I have discovered that this serious physical defect may be overcome by treating the fibrous or cellulose constituents of the rice hulls so that they are toughened, will therefore disintegrate less readily and are more suitable for the purposes set forth. By toughening, I mean causing them to have the property of flexibility without brittleness; the capability of yielding to a bending force without breaking.
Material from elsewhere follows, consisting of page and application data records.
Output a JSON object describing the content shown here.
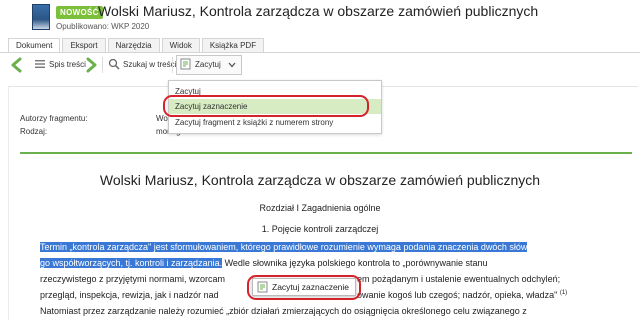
{
  "header": {
    "badge": "NOWOŚĆ",
    "title": "Wolski Mariusz, Kontrola zarządcza w obszarze zamówień publicznych",
    "published": "Opublikowano: WKP 2020"
  },
  "tabs": [
    {
      "label": "Dokument",
      "active": true
    },
    {
      "label": "Eksport",
      "active": false
    },
    {
      "label": "Narzędzia",
      "active": false
    },
    {
      "label": "Widok",
      "active": false
    },
    {
      "label": "Książka PDF",
      "active": false
    }
  ],
  "toolbar": {
    "toc_label": "Spis treści",
    "search_label": "Szukaj w treści",
    "cite_label": "Zacytuj"
  },
  "dropdown": {
    "items": [
      "Zacytuj",
      "Zacytuj zaznaczenie",
      "Zacytuj fragment z książki z numerem strony"
    ]
  },
  "meta": {
    "authors_label": "Autorzy fragmentu:",
    "authors_value": "Wols",
    "type_label": "Rodzaj:",
    "type_value": "monog"
  },
  "document": {
    "title": "Wolski Mariusz, Kontrola zarządcza w obszarze zamówień publicznych",
    "chapter": "Rozdział I Zagadnienia ogólne",
    "section": "1. Pojęcie kontroli zarządczej",
    "line1_sel": "Termin „kontrola zarządcza\" jest sformułowaniem, którego prawidłowe rozumienie wymaga podania znaczenia dwóch słów",
    "line2_sel": "go współtworzących, tj. kontroli i zarządzania.",
    "line2_rest": " Wedle słownika języka polskiego kontrola to „porównywanie stanu",
    "line3_a": "rzeczywistego z przyjętymi normami, wzorcam",
    "line3_b": "em pożądanym i ustalenie ewentualnych odchyleń;",
    "line4_a": "przegląd, inspekcja, rewizja, jak i nadzór nad",
    "line4_b": "owanie kogoś lub czegoś; nadzór, opieka, władza\"",
    "line4_fn": "(1)",
    "line5": "Natomiast przez zarządzanie należy rozumieć „zbiór działań zmierzających do osiągnięcia określonego celu związanego z"
  },
  "popup": {
    "label": "Zacytuj zaznaczenie"
  },
  "colors": {
    "badge": "#7bbf3a",
    "selection": "#3a78d6",
    "highlight": "#d7ecc3",
    "annotation": "#d4232a",
    "accent_rule": "#6ab04c"
  }
}
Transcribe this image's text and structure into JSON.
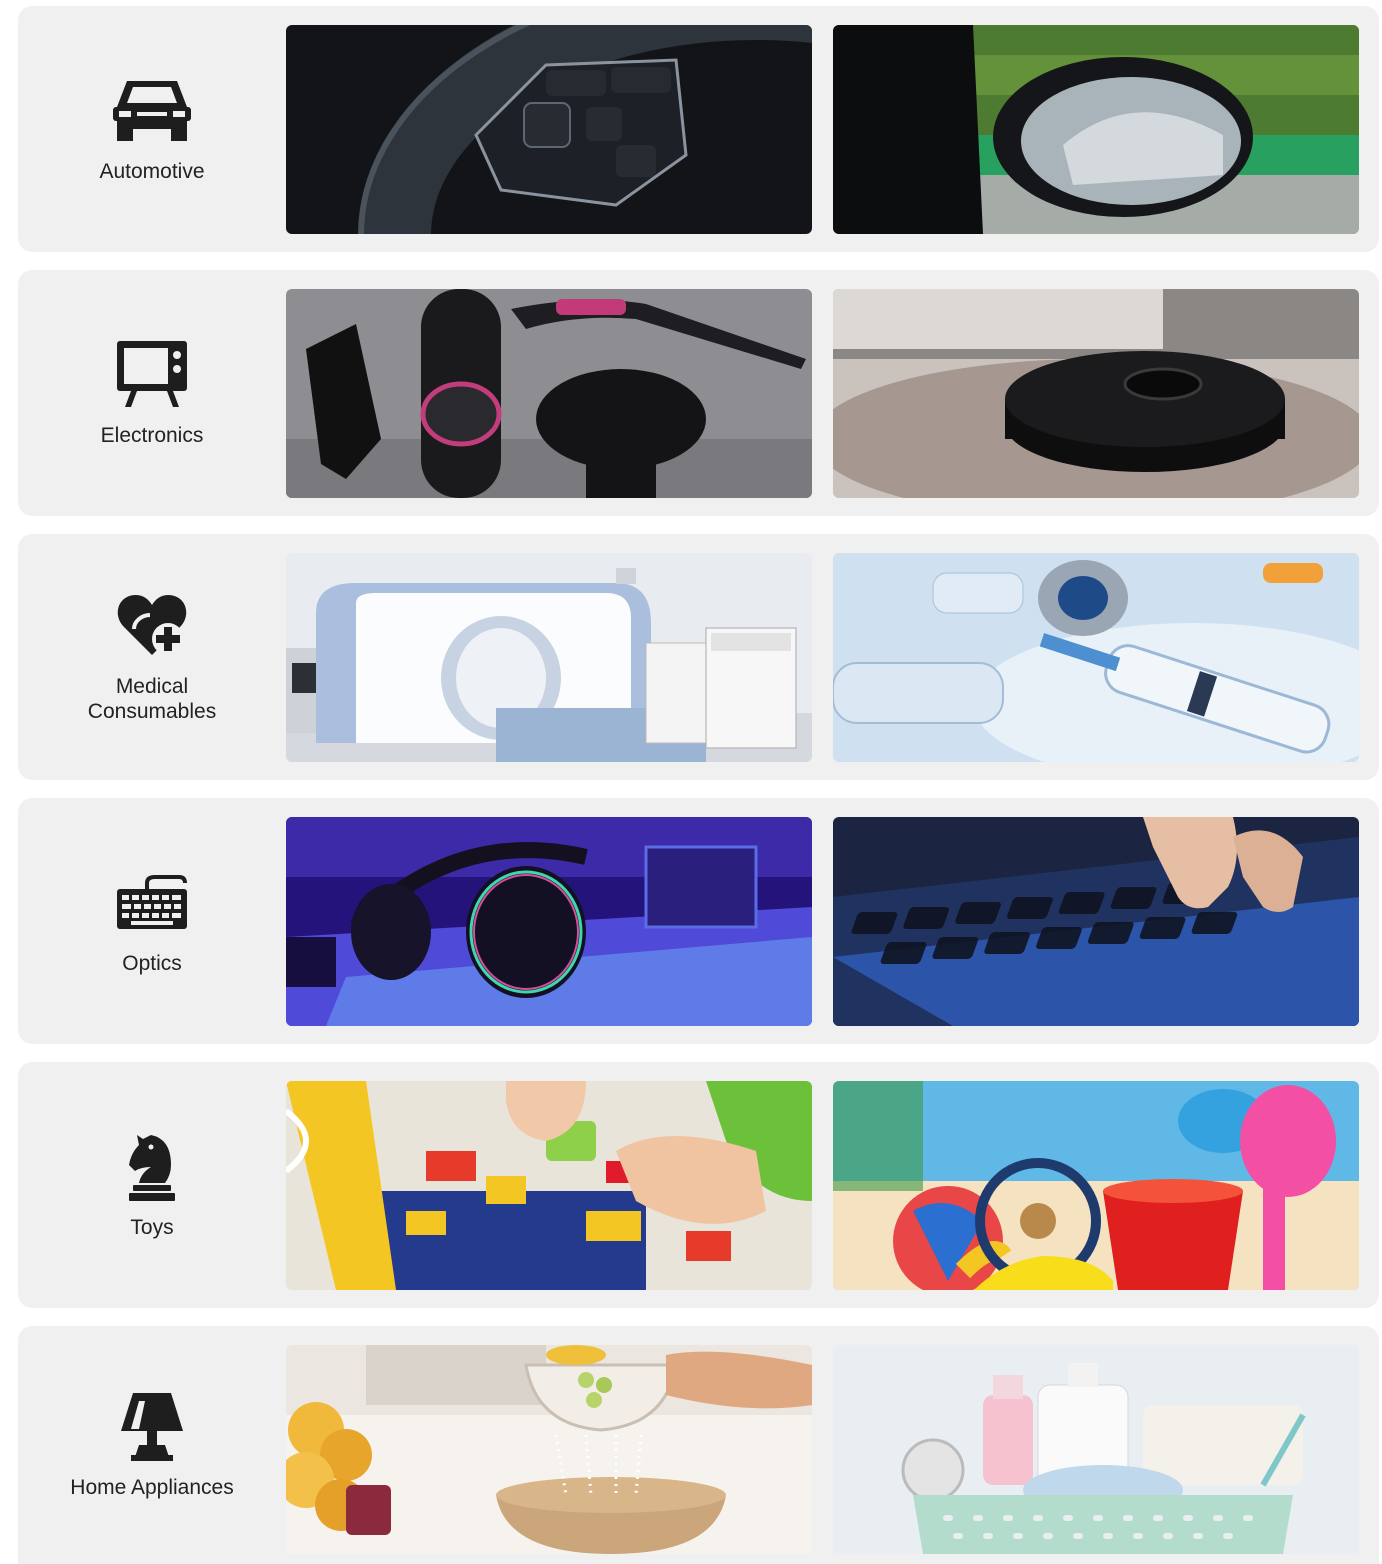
{
  "industries": [
    {
      "label": "Automotive",
      "icon": "car-icon",
      "photos": [
        {
          "name": "steering-wheel-controls-photo",
          "colors": [
            "#1b1e24",
            "#3b424c",
            "#7c8591"
          ]
        },
        {
          "name": "side-mirror-photo",
          "colors": [
            "#3c6b2d",
            "#111214",
            "#9aa6ae"
          ]
        }
      ]
    },
    {
      "label": "Electronics",
      "icon": "tv-icon",
      "photos": [
        {
          "name": "hair-dryer-attachments-photo",
          "colors": [
            "#8f8f93",
            "#1c1c1e",
            "#c23a78"
          ]
        },
        {
          "name": "robot-vacuum-photo",
          "colors": [
            "#a49893",
            "#121212",
            "#d8d2cc"
          ]
        }
      ]
    },
    {
      "label": "Medical\nConsumables",
      "icon": "heart-plus-icon",
      "photos": [
        {
          "name": "ct-scanner-photo",
          "colors": [
            "#e9ecf1",
            "#9eb6d6",
            "#ffffff"
          ]
        },
        {
          "name": "syringe-vials-photo",
          "colors": [
            "#cfe1f1",
            "#4f88c4",
            "#f2a13a"
          ]
        }
      ]
    },
    {
      "label": "Optics",
      "icon": "keyboard-icon",
      "photos": [
        {
          "name": "gaming-headset-photo",
          "colors": [
            "#27157a",
            "#6b46d8",
            "#3aa0f0"
          ]
        },
        {
          "name": "keyboard-typing-photo",
          "colors": [
            "#1a2338",
            "#3f6fd8",
            "#e9c3a8"
          ]
        }
      ]
    },
    {
      "label": "Toys",
      "icon": "chess-knight-icon",
      "photos": [
        {
          "name": "building-blocks-photo",
          "colors": [
            "#243a8c",
            "#f3c623",
            "#6cc03a"
          ]
        },
        {
          "name": "beach-toys-photo",
          "colors": [
            "#5fb8e6",
            "#e02424",
            "#f34fa4"
          ]
        }
      ]
    },
    {
      "label": "Home Appliances",
      "icon": "lamp-icon",
      "photos": [
        {
          "name": "kitchen-colander-photo",
          "colors": [
            "#f6f3ef",
            "#e8b13a",
            "#c9a576"
          ]
        },
        {
          "name": "bath-basket-photo",
          "colors": [
            "#e9eef2",
            "#a8d6c9",
            "#f1b9c8"
          ]
        }
      ]
    }
  ]
}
To secure this desirable result, I impregnate tht fibrous constituents of the hulls with a tough- 40 ening agent. Hydrocarbon oil, glycerine or other fatty substances that will permeate the cellulose and have the toughening properties are employed. Impregnation is best accomplished by spraying the oil on to hulls while in motion through a suitable conveyor. I have found that when so applied from two to three percent by weight of oil will accomplish what will require ten to fifteen percent by merely intermixing the oil with the hulls. A relatively small amount sprayed will produce the desirable the cellulose matter. The hulls in dry condition are preferably so treated because their power of absorption is great. Furthermore I have found that an excess of oil serves no useful purpose.

The treatment may be applied to the hulls in 10 the form. they have when detached from the grain. Preferably however, the hulls are first ground to a predetermined mesh, say one millimeter, thereby not only making them uniform in size, but giving them a more nearly flat, flaky form, so that the surfaces are made better available than the rounded contour of the natural hull section.
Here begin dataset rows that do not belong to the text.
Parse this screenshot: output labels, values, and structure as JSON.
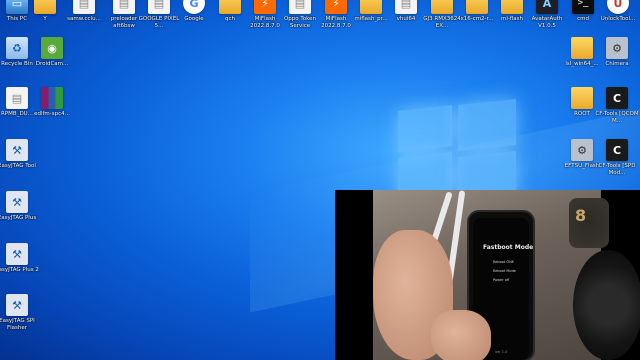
{
  "desktop": {
    "top_row": [
      {
        "label": "This PC",
        "icon": "this-pc-icon"
      },
      {
        "label": "Y",
        "icon": "folder-icon"
      },
      {
        "label": "samw.cclu...",
        "icon": "file-icon"
      },
      {
        "label": "preloader aft6bsw",
        "icon": "file-icon"
      },
      {
        "label": "GOOGLE PIXEL 5...",
        "icon": "file-icon"
      },
      {
        "label": "Google",
        "icon": "google-icon"
      },
      {
        "label": "qch",
        "icon": "folder-icon"
      },
      {
        "label": "MiFlash 2022.8.7.0",
        "icon": "mi-flash-icon"
      },
      {
        "label": "Oppo Token Service",
        "icon": "file-icon"
      },
      {
        "label": "MiFlash 2022.8.7.0",
        "icon": "mi-flash-icon"
      },
      {
        "label": "miflash_pr...",
        "icon": "folder-icon"
      },
      {
        "label": "vhui64",
        "icon": "file-icon"
      },
      {
        "label": "GJ3 RMX3624 EX...",
        "icon": "folder-icon"
      },
      {
        "label": "x16-cm2-r...",
        "icon": "folder-icon"
      },
      {
        "label": "mi-flash",
        "icon": "folder-icon"
      },
      {
        "label": "AvatarAuth V1.0.5",
        "icon": "avatar-icon"
      },
      {
        "label": "cmd",
        "icon": "cmd-icon"
      },
      {
        "label": "UnlockTool...",
        "icon": "unlock-tool-icon"
      }
    ],
    "left_col": [
      {
        "label": "Recycle Bin",
        "icon": "recycle-bin-icon"
      },
      {
        "label": "DroidCam...",
        "icon": "android-icon"
      },
      {
        "label": "RPMB_DU...",
        "icon": "file-icon"
      },
      {
        "label": "edlfm-spc4...",
        "icon": "winrar-icon"
      },
      {
        "label": "EasyJTAG Tool",
        "icon": "easyjtag-icon"
      },
      {
        "label": "EasyJTAG Plus",
        "icon": "easyjtag-icon"
      },
      {
        "label": "EasyJTAG Plus 2",
        "icon": "easyjtag-icon"
      },
      {
        "label": "EasyJTAG SPI Flasher",
        "icon": "easyjtag-icon"
      }
    ],
    "right_col": [
      {
        "label": "lsl_win64_...",
        "icon": "folder-icon"
      },
      {
        "label": "Chimera",
        "icon": "chimera-icon"
      },
      {
        "label": "ROOT",
        "icon": "folder-icon"
      },
      {
        "label": "CF-Tools [QCOM M...",
        "icon": "cf-tools-icon"
      },
      {
        "label": "EFTSU_Flash",
        "icon": "eft-icon"
      },
      {
        "label": "CF-Tools [SPD Mod...",
        "icon": "cf-tools-icon"
      }
    ]
  },
  "video": {
    "phone": {
      "title": "Fastboot Mode",
      "options": [
        "Reboot ONE",
        "Reboot Mode",
        "Power off"
      ],
      "footer": "ver 1.0"
    },
    "mark": "8"
  }
}
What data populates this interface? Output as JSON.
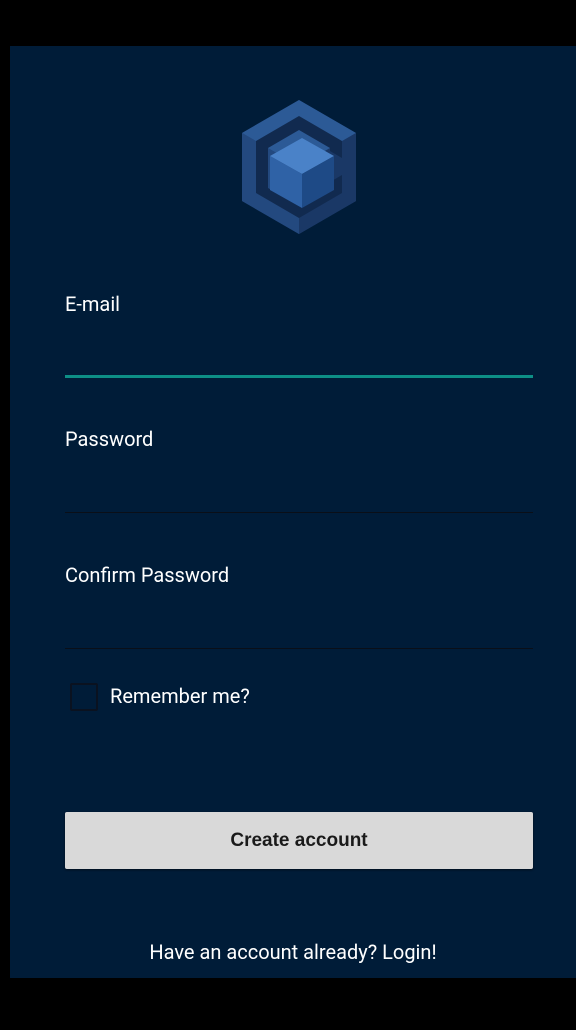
{
  "colors": {
    "background": "#001c38",
    "accent": "#0d8f86",
    "button_bg": "#d9d9d9",
    "logo_blue": "#2b5a9a"
  },
  "logo": {
    "icon": "cube-logo-icon"
  },
  "form": {
    "email": {
      "label": "E-mail",
      "value": "",
      "focused": true
    },
    "password": {
      "label": "Password",
      "value": ""
    },
    "confirm_password": {
      "label": "Confirm Password",
      "value": ""
    },
    "remember": {
      "label": "Remember me?",
      "checked": false
    },
    "submit_label": "Create account"
  },
  "footer": {
    "login_prompt": "Have an account already? Login!"
  }
}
The treated material may, if desired, be dyed or otherwise colored to give it a distinctive or 20 more attractive appearance and packages in any desired manner.
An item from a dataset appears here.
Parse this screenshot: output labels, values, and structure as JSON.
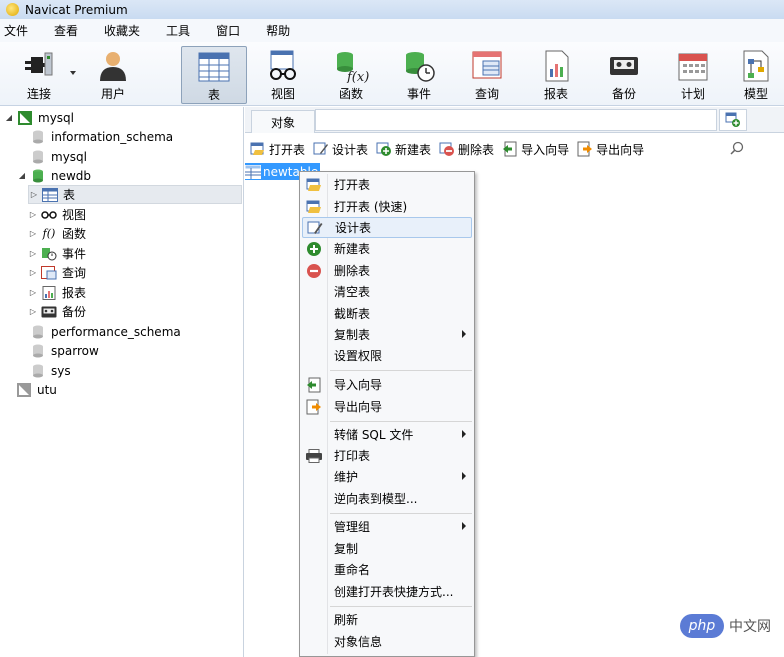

From the foregoing, it is thought that the construction, operation and many advantages of the herein described invention will be apparent to those skilled in the art, without further description, and it will be understood that various changes in the size, shape, proportion and minor details of construction may be resorted to without departing from the spirit or sacrificing any 30 of the advantages of the invention.

What I claim, is:--

l. A cleaning and scouring composition comprising rice hulls and a toughening agent of the group consisting of hydrocarbon oil and glycerine 35 impregnating the cellulose constituents of said rice hulls.

2. A cleaning and scouring composition com prising rice hulls and a hydrocarbon oil impreghating the cellulose constituents of said rice 4O hulls.

3. A cleaning and scouring composition comprising rice hulls and glycerine impregnating the cellulose constituents of said rice hulls.

HOMER TIPTON McGILL. 45

pliability or toughness of 5

Referenced by
Citing PatentFiling datePublication dateApplicantTitle
US2423449 *Apr 17, 1941Jul 8, 1947Colgate Palmolive Peet CoPreparation of spray dried soap particles having only slight dustforming tendencies
US2423450 *Sep 28, 1943Jul 8, 1947Colgate Palmolive Peet CoPreparation of synthetic organic detergent particles having only slight dust-forming tendencies
US4407789 *Nov 16, 1981Oct 4, 1983Colgate-Palmolive CompanyGround rice hulls in body powders
DE3229496A1 *Aug 7, 1982May 26, 1983Colgate Palmolive CoHochsaugfaehiger koerperpuder mit gemahlenen reishuelsen
EP0410054A1 *Jul 27, 1989Jan 30, 1991Ching-Teng ChenA cleansing composition and a process for preparing the same
EP1160310A1 *May 24, 2001Dec 5, 2001Satoh TeizoDetergent composition
Classifications
U.S. Classification510/395, 510/461, 510/505, 510/462
International ClassificationC11D7/44, C11D7/22
Cooperative ClassificationC11D7/44
European ClassificationC11D7/44